23rd December 1834. The Dismal Science.
Ebeneezer Scrooge in Dickens’ ‘Christmas Carol’ reflected ideas of the Rev. Malthus who died Today in 1834: ‘If they would rather die they had better do it, and decrease the surplus population’. No wonder economics, in its early days, was known as the ‘dismal science’.
The major work of Malthus, his ‘Essay on the Principle of Population’, was written in response to Godwin‘s ‘Perfectibility of Society’, and propounded the view that the Divine imposed population control to teach virtue and proposed the gradual abolition of the Poor Law leaving charity to make up shortfall.(1)
Malthus elaborated theories from Plato, Aristotle and David Hume where the general thesis was that Mankind was more in thrall to Desire rather than Reason.
He was also influenced by Richard Price who had written an essay on the Population of England (1780).
William Hazlett’s response was his, ‘Malthus and the Liberties of the Poor (1807) which inveighed against his implied callousness saying, ‘It is ironical that he who inveighed against population control should have been the sixth of seven children.
Conditions in the early 19thc might have seemed to confirm Malthus with a rising population and hunger among the poor. However matters weren’t helped by the Corn Laws which had forced bread prices higher, resulting in widespread riots in 1815.
The result was the founding of the anti-Corn Law League by John Bright and Richard Cobden and other businessmen inspired by Adam Smith’s ‘Wealth of Nations’.
Malthus’ prognostication today? He couldn’t have foreseen technological advance in food production, or means to control population, which hasn’t increased geometrically (see diagram above), as forecast by Malthus.

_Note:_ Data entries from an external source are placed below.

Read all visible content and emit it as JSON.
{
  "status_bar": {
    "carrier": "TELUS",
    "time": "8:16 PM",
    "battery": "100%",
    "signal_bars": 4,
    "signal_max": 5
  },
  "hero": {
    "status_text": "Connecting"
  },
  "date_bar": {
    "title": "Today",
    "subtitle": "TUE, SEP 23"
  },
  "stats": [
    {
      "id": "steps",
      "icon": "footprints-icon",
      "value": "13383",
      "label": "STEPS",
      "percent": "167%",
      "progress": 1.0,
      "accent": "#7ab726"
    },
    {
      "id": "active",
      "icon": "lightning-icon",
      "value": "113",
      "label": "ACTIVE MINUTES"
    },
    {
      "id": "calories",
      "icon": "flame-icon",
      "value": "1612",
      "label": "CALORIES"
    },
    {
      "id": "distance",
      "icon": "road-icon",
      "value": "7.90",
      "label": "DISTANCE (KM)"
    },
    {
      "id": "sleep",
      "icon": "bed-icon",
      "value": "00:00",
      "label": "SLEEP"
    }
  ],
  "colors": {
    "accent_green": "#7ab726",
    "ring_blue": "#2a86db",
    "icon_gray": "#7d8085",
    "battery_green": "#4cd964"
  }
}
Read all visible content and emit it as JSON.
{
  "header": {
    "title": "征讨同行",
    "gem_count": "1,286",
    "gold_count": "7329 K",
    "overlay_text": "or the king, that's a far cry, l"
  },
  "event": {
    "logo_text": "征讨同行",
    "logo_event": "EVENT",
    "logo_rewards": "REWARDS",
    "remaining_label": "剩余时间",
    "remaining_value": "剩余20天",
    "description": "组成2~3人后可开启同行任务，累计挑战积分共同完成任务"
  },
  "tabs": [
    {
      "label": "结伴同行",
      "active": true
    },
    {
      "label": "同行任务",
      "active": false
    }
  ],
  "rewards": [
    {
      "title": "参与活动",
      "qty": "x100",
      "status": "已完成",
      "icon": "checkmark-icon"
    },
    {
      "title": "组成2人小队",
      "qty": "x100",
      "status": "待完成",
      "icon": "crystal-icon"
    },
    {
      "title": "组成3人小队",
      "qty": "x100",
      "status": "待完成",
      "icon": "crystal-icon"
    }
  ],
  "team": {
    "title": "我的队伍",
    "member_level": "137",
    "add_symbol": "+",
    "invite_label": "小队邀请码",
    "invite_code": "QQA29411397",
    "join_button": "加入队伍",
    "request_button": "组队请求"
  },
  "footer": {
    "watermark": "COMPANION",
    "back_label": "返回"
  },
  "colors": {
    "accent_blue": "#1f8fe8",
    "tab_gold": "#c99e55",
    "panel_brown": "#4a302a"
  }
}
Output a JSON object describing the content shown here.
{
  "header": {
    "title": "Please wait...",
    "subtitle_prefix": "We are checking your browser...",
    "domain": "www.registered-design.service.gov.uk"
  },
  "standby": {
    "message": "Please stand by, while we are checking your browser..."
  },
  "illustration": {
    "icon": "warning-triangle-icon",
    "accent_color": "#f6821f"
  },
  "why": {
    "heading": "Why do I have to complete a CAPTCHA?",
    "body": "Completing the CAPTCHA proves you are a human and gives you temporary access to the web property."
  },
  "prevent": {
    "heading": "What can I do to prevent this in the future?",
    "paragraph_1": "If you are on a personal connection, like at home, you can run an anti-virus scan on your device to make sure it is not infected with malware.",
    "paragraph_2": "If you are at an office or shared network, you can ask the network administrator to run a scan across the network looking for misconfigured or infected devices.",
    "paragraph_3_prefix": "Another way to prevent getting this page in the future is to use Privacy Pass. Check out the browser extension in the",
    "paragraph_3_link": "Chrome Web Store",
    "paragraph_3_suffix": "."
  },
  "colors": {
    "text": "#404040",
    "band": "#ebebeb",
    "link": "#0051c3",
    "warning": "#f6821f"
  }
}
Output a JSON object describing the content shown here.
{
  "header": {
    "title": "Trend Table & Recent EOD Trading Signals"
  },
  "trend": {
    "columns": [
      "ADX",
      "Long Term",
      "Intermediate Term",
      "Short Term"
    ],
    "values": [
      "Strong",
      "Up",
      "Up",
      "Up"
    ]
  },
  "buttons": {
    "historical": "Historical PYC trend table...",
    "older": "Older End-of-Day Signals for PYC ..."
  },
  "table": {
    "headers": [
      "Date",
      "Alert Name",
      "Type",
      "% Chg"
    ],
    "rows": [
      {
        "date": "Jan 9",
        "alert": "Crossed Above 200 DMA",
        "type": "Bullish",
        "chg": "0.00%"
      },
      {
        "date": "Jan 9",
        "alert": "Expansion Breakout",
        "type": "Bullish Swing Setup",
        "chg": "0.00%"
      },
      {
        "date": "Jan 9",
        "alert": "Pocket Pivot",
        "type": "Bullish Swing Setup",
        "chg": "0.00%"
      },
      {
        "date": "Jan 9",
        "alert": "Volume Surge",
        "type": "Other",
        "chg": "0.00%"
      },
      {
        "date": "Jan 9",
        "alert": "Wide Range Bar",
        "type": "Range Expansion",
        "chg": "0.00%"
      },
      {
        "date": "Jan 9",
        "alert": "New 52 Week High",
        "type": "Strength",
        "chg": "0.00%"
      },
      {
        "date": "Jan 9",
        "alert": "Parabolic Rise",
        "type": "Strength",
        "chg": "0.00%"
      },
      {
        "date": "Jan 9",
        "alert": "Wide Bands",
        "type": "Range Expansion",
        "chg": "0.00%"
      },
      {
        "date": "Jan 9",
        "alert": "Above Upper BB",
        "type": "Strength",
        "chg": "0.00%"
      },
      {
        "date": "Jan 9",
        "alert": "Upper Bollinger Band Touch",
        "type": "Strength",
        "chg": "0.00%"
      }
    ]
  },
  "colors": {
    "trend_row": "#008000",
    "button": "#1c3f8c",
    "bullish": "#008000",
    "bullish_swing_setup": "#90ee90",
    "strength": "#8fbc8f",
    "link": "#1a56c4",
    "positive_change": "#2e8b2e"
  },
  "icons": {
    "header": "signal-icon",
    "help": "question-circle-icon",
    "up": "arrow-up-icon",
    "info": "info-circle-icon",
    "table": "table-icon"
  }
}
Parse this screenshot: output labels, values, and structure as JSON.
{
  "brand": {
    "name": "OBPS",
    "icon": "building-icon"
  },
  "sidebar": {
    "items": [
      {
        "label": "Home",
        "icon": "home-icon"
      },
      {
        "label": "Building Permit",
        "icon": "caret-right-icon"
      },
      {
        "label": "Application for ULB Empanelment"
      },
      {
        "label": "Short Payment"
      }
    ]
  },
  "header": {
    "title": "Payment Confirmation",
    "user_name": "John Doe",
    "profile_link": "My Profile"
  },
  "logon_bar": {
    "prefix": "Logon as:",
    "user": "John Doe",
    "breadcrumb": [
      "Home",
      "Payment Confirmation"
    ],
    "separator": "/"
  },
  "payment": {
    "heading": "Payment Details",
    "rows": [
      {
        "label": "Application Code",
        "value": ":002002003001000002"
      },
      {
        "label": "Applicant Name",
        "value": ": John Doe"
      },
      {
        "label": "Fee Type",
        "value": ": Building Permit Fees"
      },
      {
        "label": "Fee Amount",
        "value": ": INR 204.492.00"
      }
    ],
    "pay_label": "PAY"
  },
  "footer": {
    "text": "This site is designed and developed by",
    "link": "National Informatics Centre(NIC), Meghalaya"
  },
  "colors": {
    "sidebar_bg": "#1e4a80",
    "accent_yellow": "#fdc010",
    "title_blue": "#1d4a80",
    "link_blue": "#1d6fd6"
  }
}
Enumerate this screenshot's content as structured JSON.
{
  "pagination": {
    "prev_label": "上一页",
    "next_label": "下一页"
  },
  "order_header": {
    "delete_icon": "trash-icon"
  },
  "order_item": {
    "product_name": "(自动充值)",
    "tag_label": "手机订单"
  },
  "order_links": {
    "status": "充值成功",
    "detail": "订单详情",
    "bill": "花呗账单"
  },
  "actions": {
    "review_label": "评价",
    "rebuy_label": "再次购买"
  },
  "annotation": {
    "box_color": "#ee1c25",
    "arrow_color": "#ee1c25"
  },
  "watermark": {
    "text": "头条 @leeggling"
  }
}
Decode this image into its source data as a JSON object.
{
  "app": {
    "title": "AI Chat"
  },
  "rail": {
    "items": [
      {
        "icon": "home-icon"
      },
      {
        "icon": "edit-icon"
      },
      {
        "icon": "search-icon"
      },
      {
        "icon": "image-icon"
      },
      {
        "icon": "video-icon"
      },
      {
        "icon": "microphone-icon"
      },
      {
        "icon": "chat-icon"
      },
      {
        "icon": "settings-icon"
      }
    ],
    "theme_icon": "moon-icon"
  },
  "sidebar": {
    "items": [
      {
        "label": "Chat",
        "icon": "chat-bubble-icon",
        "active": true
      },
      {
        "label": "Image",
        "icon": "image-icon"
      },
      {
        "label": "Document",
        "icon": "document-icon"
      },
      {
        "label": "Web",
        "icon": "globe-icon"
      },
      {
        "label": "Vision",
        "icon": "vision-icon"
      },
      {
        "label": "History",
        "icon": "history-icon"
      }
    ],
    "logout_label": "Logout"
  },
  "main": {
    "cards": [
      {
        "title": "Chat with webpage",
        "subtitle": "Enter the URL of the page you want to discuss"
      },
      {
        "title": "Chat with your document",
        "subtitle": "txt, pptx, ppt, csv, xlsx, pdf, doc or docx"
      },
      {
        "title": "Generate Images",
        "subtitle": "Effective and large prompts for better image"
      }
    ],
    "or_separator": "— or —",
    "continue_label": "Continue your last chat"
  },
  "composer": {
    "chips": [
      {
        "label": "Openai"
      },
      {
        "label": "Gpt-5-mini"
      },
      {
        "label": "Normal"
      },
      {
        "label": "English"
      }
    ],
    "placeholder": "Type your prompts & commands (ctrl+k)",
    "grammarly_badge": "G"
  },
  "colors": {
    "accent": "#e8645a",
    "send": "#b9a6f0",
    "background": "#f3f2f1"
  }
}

The main problem is the indifferent distribution of both population and food resources, where Malthus’ laws obtain, but as in the rest of the animal kingdom natural checks have a habit of coming into effect.
(1) First Essay 1798 Second Essay 1803 and foreshadowed Keynes. Malthus (14.2.1766- 23.12.1834).
Maynard Smith, John 1998 Evolutionary Genetics 2nd Ed. Oxford. p.17.
Malthus. Theory of Population.
The Great Philosophical letter to JD Hooker 5th June 1860.